"The enemy must come inside Baghdad, and that will be its grave," said Iraqi Defense Minister Sultan Hashim Ahmed. "We feel that this war must be prolonged so the enemy pays a high price."
In other major developments:
Meeting at Camp David Wednesday and Thursday, President Bush and Britain's Tony Blair vowed to see the war through to victory, but warned of a longer war. Blair accused Iraq of executing captured British troops, a charge the Iraqis denied. In a BBC interview as he arrived back in London Friday, Blair said unseating Saddam will be "tough and difficult... When you've had a whole series of security services repressing the local people, it was never going to be a situation these people were simply going to give up power and go away."
The U.S. military is moving more than 100,000 more troops into the Persian Gulf. The Pentagon insists this is part of the planned step-up of forces for the war in Iraq.
Officials at U.S. Central Command confirmed that 12 Marines are missing following heavy fighting in the city of an-Nasariyah in southern Iraq.
The Pentagon says 26 Americans have been killed in the war so far; 22 Britons have also been reported killed. Figures on Iraqi dead are unknown but widely believed to be over a thousand.
Gen. Tommy Franks told Infinity Radio that no weapons of mass destruction have been found to date in Iraq.
Iraqi state TV reports that Saddam Hussein chaired a meeting of the ruling Baath Party.
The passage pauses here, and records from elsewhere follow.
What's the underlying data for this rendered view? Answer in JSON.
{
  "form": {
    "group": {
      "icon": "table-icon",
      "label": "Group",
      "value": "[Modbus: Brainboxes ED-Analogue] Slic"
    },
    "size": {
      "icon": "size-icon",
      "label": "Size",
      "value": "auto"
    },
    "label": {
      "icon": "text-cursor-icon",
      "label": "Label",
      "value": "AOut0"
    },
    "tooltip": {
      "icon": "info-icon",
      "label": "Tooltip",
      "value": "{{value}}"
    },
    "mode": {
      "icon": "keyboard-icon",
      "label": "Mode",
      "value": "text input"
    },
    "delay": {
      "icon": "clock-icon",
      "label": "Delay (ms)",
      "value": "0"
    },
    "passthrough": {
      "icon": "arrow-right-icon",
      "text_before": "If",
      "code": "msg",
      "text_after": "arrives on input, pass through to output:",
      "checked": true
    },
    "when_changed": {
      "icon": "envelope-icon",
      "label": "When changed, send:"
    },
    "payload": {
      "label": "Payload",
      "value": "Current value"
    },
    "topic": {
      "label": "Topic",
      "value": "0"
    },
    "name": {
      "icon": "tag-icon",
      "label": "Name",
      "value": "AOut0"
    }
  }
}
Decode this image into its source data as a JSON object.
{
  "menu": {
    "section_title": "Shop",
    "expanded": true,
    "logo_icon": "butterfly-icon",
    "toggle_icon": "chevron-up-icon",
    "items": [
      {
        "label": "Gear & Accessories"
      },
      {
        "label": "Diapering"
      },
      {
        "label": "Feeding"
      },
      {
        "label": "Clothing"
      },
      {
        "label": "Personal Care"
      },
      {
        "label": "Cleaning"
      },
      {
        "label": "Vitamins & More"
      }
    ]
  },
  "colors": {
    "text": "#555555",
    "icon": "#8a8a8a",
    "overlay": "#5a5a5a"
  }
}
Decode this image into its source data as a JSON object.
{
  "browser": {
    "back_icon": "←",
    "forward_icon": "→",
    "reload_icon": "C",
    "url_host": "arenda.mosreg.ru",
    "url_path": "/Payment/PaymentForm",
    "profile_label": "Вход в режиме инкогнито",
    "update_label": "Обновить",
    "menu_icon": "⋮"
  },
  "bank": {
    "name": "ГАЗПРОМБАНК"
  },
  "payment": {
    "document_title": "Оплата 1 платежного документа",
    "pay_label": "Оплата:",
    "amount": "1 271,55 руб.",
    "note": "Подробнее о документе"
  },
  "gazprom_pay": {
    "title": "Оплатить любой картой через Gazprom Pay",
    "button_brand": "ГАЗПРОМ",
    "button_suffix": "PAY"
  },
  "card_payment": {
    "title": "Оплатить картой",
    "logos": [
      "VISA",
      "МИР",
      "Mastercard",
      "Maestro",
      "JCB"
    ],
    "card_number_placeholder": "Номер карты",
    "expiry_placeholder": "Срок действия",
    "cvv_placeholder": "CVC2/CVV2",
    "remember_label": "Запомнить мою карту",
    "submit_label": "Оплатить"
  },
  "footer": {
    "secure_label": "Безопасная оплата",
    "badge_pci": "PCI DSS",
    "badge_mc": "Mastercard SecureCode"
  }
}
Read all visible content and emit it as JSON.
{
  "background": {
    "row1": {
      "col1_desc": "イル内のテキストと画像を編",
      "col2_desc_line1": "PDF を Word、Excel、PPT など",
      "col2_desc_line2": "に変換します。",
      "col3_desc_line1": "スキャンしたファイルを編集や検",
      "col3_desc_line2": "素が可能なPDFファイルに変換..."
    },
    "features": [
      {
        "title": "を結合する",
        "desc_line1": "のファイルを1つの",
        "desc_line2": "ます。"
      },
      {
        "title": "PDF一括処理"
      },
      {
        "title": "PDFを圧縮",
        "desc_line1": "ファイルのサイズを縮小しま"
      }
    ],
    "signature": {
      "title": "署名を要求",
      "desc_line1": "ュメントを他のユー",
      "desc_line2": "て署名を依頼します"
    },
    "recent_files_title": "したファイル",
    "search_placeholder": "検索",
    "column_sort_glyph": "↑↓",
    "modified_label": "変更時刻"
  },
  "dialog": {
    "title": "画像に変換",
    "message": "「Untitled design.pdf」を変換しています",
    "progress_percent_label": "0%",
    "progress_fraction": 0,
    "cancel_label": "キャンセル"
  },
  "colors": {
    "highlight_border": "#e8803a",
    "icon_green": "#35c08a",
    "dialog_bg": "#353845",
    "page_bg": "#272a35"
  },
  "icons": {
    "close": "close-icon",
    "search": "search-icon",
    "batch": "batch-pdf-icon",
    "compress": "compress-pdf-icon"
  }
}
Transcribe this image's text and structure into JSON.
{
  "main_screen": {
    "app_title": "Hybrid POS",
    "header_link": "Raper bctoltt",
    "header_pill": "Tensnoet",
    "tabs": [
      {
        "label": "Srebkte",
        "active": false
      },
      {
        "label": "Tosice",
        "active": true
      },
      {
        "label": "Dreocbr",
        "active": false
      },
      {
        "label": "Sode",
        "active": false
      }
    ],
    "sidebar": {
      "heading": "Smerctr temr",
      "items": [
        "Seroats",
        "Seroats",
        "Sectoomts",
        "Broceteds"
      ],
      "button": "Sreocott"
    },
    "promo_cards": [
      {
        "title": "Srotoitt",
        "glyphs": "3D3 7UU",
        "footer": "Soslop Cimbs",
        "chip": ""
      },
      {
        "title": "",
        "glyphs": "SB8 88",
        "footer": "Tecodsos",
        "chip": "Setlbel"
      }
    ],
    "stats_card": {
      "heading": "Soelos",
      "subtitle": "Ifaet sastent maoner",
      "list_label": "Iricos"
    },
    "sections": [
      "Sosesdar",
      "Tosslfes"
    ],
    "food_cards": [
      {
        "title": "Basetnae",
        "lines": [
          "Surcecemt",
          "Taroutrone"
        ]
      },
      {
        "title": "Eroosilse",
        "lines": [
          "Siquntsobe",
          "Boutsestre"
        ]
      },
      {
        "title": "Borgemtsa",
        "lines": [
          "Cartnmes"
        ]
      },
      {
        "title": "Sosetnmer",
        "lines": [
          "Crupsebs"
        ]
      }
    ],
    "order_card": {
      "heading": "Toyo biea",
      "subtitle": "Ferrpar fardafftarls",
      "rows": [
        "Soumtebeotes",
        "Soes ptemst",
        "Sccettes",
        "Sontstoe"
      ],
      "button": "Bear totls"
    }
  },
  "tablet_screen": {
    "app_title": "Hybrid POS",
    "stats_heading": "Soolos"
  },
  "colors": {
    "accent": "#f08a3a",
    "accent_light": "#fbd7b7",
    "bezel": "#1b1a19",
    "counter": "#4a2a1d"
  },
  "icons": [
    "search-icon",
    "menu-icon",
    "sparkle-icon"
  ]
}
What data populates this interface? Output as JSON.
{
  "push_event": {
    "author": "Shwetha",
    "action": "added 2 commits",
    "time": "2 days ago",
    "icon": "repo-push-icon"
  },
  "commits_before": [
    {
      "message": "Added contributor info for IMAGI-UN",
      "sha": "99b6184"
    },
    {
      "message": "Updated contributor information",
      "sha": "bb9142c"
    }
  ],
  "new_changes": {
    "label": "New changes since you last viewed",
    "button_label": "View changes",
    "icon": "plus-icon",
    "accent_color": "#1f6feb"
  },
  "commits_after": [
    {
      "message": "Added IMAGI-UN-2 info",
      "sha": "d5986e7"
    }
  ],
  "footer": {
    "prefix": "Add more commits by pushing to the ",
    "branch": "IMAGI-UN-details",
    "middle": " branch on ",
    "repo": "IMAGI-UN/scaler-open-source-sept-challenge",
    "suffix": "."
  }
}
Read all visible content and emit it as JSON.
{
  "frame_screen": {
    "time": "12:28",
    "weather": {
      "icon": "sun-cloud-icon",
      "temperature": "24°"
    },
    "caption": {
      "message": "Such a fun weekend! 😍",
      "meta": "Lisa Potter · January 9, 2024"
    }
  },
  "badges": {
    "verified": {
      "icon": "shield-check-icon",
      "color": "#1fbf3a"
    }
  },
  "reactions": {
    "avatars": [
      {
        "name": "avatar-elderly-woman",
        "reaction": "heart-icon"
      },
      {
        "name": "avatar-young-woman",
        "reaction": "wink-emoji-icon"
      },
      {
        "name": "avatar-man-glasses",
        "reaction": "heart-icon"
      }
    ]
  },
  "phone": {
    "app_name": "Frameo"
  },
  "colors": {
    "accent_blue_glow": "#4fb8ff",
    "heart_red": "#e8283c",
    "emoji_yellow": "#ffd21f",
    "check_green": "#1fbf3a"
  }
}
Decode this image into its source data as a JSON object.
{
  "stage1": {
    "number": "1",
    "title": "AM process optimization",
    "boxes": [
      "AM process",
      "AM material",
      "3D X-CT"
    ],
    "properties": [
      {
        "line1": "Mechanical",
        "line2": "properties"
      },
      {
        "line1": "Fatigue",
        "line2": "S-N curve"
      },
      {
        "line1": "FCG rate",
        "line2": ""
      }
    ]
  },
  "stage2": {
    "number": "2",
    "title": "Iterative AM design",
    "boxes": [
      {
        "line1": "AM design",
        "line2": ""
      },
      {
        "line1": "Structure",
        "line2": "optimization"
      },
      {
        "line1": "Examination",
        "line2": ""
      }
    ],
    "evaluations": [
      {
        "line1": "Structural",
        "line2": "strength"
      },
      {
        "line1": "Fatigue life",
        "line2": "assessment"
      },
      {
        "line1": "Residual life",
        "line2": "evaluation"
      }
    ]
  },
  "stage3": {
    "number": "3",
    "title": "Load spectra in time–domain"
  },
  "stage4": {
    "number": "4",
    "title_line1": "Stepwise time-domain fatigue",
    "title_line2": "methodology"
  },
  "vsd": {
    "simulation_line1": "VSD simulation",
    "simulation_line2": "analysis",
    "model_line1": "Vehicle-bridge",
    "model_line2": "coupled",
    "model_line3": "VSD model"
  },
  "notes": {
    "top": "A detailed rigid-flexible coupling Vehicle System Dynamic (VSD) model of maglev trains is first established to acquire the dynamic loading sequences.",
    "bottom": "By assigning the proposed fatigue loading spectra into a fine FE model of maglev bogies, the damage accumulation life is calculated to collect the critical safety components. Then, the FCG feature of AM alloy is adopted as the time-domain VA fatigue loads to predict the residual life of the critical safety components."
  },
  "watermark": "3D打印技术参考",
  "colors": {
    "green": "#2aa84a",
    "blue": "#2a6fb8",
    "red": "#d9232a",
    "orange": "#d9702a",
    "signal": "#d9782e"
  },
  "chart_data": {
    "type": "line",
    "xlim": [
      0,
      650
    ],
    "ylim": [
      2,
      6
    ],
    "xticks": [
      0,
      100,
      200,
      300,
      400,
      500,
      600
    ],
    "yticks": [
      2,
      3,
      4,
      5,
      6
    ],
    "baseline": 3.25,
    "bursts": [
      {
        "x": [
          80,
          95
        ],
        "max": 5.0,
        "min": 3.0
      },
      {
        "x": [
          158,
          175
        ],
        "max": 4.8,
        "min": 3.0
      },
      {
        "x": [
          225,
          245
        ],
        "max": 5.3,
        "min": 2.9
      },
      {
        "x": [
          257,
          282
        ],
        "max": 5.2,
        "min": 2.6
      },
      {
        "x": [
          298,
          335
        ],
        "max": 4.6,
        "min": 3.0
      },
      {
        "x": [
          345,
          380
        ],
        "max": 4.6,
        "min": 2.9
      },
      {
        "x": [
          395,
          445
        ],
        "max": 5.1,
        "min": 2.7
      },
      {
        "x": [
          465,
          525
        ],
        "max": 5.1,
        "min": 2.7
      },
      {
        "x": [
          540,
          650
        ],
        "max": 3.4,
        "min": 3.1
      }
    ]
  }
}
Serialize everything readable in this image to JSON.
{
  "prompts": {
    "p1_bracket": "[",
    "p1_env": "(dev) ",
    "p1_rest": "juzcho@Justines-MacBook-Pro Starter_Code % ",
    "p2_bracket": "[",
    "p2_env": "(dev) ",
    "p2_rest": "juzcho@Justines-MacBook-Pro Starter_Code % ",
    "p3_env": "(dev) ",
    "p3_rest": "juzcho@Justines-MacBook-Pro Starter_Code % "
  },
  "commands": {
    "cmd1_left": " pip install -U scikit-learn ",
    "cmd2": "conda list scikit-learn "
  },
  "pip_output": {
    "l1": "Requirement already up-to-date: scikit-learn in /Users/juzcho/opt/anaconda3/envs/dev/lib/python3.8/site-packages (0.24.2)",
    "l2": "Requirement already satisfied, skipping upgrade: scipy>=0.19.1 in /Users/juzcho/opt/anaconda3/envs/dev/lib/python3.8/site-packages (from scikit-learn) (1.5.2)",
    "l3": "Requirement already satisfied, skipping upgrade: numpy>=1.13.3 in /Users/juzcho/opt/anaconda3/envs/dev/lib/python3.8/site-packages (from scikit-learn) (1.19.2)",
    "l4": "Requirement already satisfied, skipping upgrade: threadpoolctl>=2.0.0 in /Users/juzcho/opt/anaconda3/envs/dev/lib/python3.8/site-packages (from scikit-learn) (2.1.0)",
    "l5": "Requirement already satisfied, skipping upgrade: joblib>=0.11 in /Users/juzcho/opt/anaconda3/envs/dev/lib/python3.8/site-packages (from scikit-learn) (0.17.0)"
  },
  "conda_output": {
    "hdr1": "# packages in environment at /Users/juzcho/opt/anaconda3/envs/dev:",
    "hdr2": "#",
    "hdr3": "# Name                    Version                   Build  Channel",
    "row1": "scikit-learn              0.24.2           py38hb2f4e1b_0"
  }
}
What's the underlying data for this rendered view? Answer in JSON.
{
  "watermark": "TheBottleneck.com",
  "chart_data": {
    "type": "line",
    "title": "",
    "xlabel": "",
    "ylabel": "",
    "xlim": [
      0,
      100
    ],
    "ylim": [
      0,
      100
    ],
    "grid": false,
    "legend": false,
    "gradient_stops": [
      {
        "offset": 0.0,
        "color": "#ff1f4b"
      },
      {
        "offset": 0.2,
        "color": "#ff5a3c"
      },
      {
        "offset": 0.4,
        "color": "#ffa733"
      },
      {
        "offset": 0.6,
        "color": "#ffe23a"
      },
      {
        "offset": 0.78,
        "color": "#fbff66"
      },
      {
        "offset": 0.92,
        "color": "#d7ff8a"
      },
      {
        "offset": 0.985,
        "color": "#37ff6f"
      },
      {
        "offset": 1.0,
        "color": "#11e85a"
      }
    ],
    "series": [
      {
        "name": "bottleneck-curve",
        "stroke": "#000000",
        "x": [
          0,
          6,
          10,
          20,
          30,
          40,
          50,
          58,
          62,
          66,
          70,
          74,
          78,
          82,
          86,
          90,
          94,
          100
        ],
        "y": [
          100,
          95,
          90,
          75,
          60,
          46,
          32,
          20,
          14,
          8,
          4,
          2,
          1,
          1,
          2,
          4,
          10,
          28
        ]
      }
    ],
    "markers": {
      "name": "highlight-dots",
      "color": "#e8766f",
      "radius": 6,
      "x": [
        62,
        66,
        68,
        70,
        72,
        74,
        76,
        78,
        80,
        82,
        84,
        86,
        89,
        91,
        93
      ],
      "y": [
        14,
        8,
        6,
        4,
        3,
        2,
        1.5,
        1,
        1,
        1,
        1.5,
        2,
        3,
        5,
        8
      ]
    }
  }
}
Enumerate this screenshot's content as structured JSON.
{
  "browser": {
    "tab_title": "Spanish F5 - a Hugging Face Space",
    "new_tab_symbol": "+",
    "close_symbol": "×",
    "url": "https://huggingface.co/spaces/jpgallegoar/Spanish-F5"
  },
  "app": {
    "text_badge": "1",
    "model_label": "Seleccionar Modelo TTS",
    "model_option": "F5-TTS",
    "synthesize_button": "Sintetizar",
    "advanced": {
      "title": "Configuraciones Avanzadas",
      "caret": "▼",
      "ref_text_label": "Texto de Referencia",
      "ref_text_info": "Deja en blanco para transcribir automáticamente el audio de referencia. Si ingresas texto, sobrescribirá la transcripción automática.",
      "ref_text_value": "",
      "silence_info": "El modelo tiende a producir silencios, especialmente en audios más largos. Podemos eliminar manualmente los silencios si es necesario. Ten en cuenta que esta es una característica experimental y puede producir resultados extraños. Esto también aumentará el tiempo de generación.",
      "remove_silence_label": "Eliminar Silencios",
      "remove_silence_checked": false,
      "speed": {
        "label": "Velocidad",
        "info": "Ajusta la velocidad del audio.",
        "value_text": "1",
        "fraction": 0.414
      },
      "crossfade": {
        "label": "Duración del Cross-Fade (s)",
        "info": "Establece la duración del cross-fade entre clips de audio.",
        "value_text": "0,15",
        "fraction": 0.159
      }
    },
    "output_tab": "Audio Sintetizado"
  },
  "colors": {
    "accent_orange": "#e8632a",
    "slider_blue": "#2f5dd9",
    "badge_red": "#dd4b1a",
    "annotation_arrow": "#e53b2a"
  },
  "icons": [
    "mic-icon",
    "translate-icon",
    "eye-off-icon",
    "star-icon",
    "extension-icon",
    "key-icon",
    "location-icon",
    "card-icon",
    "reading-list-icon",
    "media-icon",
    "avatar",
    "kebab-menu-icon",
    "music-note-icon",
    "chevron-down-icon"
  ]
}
The report said the Iraqi leader's top advisers and his son, Qusai, were also there. U.S. intelligence officials say a woman seen at a video of that same meeting - whose date is unknown - is believed to be Huda Salih Mahdi Ammash, one of the government's top biological weapons experts.
Desperately needed food and aid for southern Iraq was stranded offshore because of mines Saddam's regime placed in the strategic port of Umm Qasr, military commanders said.
The Army's senior ground commander in Iraq, Lt. Gen. William Wallace of V Corps, told the New York Times and the Washington Post that unexpected tactics by Iraqis attacking supply lines are slowing down the campaign. "The enemy we're fighting is different from the one we'd war-gamed against," said Wallace. One area where resistance has been unexpectedly tough is An Nasiriyah, where U.S. Marines and Iraqi forces exchanged tank and artillery fire Friday. Several buildings there, including the power plant, were ablaze.
In northern Iraq, U.S. cargo planes have been arriving with military supplies and 200 more troops in the area secured Wednesday by 1,000 U.S. paratroopers. In central Iraq, resupply planes are landing on a restored runway at Tallil Airfield - which was hastily renamed "Bush International Airport" by the American forces who had secured it.
The U.S. ambassador walked out of a United Nations debate on the Iraqi war Thursday after Iraq's ambassador accused the United States of trying to exterminate the Iraqi people.
Copyright 2003 CBS. All rights reserved.